_Instructions to follow:_
Every line containing "amount" should be copied out. Go through the entries and find them.

*** Opening Stored data ***

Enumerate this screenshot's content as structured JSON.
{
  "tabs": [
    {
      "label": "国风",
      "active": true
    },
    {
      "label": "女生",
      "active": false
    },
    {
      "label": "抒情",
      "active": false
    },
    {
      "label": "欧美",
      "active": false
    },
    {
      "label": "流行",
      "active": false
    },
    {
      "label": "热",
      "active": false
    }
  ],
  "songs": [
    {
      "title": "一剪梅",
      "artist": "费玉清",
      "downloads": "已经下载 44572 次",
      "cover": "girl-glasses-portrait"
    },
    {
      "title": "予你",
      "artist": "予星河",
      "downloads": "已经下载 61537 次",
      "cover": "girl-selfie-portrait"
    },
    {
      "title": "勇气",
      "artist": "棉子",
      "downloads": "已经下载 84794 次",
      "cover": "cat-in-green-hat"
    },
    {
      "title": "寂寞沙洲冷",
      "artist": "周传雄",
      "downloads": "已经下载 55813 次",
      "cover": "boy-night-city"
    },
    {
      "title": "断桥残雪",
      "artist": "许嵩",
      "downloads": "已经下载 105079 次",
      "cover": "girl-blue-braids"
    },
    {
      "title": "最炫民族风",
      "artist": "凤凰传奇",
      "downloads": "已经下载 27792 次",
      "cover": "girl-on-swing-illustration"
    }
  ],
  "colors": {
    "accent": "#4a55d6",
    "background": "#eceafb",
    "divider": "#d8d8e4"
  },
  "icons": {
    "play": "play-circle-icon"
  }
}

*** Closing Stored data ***
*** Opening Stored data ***

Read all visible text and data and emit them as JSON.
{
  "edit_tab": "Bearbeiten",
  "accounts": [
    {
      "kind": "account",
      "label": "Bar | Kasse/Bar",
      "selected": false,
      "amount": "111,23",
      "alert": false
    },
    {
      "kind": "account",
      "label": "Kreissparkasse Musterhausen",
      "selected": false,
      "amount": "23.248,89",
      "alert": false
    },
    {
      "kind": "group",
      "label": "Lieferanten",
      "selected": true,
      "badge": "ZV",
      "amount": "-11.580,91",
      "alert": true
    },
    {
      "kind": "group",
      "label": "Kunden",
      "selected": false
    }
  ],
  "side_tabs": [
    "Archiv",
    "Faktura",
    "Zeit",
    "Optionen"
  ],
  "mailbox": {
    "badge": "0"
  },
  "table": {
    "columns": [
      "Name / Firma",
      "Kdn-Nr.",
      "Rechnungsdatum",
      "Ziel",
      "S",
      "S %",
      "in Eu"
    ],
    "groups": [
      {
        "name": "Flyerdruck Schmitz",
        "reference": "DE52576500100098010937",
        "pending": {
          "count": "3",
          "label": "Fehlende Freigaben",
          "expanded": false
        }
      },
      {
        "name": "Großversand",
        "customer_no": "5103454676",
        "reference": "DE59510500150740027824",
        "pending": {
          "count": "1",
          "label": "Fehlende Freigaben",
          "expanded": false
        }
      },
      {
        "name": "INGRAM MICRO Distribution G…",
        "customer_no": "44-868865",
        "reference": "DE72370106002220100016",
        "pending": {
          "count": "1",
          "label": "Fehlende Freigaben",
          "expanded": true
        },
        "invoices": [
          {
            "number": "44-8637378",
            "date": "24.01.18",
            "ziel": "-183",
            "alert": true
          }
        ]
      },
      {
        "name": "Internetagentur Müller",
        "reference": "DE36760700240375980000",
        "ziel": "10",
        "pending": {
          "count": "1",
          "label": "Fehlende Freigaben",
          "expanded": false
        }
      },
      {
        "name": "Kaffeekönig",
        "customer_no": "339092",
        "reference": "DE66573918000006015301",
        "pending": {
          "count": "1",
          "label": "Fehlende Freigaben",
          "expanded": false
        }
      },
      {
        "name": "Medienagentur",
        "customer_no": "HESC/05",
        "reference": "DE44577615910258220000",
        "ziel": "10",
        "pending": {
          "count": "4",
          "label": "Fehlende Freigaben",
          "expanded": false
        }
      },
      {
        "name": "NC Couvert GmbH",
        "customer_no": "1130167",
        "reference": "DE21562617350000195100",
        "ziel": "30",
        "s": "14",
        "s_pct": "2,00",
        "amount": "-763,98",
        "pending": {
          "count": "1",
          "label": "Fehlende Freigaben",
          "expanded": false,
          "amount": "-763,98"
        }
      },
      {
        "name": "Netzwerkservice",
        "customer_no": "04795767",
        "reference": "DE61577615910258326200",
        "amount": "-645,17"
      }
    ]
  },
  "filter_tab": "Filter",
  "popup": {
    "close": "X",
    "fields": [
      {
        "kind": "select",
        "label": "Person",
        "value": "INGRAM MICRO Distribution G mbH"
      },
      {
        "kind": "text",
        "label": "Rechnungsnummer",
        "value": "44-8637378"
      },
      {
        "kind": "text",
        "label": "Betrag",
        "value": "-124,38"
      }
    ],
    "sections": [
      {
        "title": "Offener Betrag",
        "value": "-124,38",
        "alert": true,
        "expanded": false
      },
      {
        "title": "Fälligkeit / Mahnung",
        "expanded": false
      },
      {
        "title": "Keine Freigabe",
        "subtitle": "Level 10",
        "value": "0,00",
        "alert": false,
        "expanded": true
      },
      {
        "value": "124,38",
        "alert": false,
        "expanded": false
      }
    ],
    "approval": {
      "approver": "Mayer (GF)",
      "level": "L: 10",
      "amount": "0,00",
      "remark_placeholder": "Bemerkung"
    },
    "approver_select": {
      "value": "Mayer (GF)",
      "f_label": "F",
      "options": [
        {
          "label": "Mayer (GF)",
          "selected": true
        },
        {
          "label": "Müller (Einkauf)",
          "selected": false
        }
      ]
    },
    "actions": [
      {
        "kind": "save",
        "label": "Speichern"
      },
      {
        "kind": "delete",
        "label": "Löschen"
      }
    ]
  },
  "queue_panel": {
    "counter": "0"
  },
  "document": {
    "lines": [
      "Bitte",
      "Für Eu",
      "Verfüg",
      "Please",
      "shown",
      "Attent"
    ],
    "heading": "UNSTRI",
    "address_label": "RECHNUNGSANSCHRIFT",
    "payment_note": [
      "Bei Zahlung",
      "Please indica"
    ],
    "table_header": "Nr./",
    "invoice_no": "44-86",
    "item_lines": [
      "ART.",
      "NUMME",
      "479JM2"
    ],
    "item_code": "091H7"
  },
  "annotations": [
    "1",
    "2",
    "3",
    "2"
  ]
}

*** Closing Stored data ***
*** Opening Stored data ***

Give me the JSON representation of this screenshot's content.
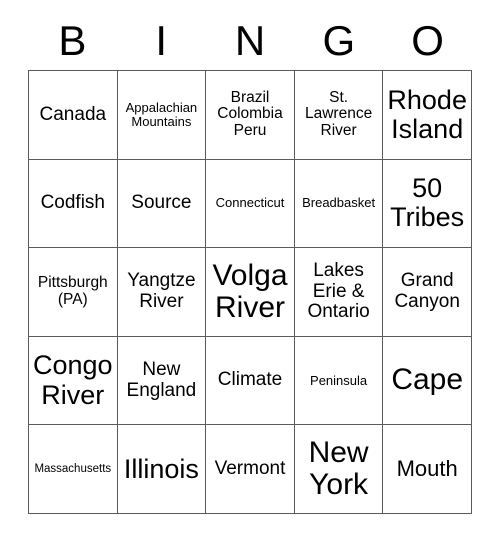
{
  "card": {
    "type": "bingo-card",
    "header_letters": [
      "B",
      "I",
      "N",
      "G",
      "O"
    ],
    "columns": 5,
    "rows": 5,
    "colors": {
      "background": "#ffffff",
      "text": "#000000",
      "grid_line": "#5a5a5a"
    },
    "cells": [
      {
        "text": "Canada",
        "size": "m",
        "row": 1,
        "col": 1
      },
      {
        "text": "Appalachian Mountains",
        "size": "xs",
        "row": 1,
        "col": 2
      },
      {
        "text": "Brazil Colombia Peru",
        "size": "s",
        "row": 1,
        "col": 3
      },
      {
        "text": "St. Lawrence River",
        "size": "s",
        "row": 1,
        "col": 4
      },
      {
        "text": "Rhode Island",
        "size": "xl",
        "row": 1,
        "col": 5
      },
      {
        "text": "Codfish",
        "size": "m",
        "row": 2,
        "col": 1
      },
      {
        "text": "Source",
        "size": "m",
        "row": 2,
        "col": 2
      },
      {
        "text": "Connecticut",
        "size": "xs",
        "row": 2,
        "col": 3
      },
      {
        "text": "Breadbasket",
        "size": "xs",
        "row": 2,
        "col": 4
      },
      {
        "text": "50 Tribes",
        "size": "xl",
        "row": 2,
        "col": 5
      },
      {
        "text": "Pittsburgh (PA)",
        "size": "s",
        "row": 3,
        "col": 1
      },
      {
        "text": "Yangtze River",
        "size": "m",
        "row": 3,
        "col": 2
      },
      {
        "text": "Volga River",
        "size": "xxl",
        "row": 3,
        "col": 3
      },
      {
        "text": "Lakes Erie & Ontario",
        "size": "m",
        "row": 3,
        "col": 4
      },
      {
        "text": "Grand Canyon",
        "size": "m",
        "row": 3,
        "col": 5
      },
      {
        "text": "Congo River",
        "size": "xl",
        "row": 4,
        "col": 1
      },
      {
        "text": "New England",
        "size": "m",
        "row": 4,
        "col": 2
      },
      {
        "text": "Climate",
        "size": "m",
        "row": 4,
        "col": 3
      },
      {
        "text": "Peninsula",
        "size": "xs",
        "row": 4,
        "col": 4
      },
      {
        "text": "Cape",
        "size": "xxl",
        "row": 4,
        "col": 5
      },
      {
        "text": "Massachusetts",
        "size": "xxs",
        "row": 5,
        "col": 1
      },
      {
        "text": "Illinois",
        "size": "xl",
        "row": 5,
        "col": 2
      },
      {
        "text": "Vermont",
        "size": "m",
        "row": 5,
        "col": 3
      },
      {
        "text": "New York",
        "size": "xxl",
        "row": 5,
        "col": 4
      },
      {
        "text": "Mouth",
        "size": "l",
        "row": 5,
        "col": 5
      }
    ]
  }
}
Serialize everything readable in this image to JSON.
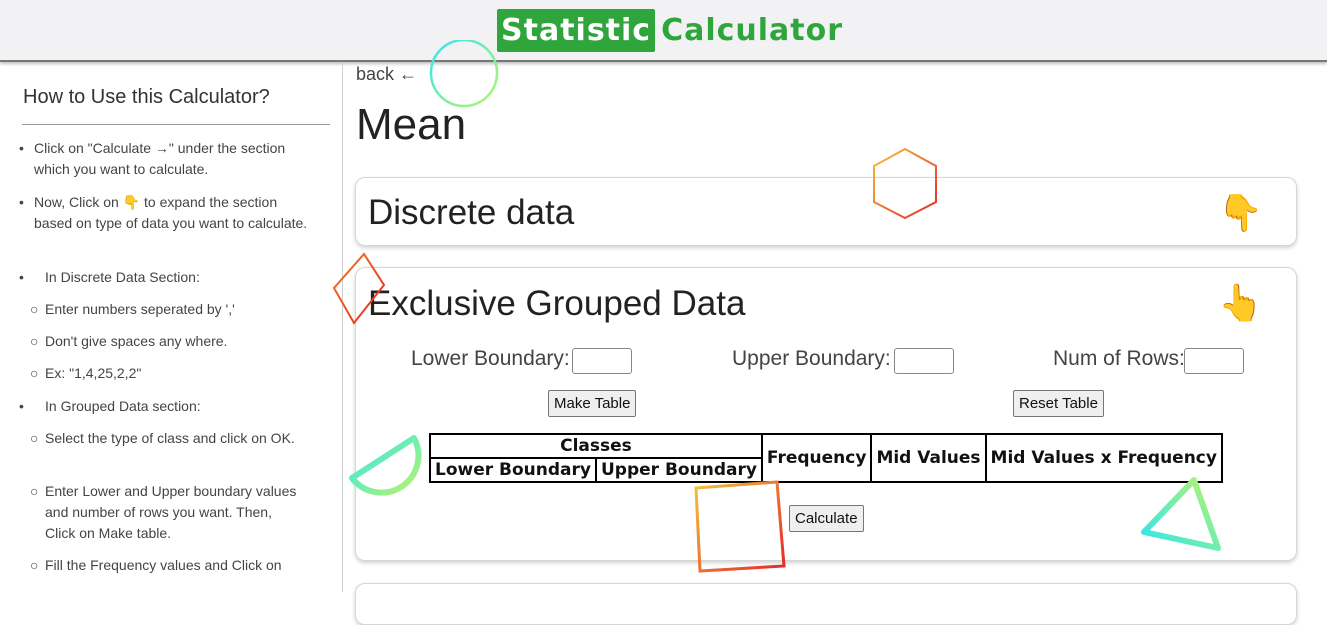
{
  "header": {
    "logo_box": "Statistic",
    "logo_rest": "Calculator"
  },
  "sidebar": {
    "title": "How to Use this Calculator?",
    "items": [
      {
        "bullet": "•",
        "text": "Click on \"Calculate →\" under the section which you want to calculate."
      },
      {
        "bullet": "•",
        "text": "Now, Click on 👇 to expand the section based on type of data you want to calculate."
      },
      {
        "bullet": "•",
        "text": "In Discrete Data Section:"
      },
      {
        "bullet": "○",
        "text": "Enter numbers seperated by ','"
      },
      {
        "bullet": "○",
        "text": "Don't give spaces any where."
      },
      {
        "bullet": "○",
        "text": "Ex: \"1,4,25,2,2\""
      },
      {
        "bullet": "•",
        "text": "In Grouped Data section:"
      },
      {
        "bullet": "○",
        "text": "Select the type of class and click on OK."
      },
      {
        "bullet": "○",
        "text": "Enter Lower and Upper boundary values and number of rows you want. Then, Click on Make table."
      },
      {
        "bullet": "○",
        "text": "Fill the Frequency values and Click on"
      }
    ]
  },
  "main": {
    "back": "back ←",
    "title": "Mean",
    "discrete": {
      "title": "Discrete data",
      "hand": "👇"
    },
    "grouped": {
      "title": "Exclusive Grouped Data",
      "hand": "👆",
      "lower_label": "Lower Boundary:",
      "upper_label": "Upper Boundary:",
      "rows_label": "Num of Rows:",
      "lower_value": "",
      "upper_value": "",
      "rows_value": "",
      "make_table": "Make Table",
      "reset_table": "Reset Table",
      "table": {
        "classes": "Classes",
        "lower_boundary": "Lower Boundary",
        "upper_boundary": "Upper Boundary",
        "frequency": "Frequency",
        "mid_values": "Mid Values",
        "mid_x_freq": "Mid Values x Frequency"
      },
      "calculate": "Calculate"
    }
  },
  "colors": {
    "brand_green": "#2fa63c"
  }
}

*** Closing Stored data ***

_Answer section:_
      "amount": "111,23",
      "amount": "23.248,89",
      "amount": "-11.580,91",
        "amount": "-763,98",
          "amount": "-763,98"
        "amount": "-645,17"
      "amount": "0,00",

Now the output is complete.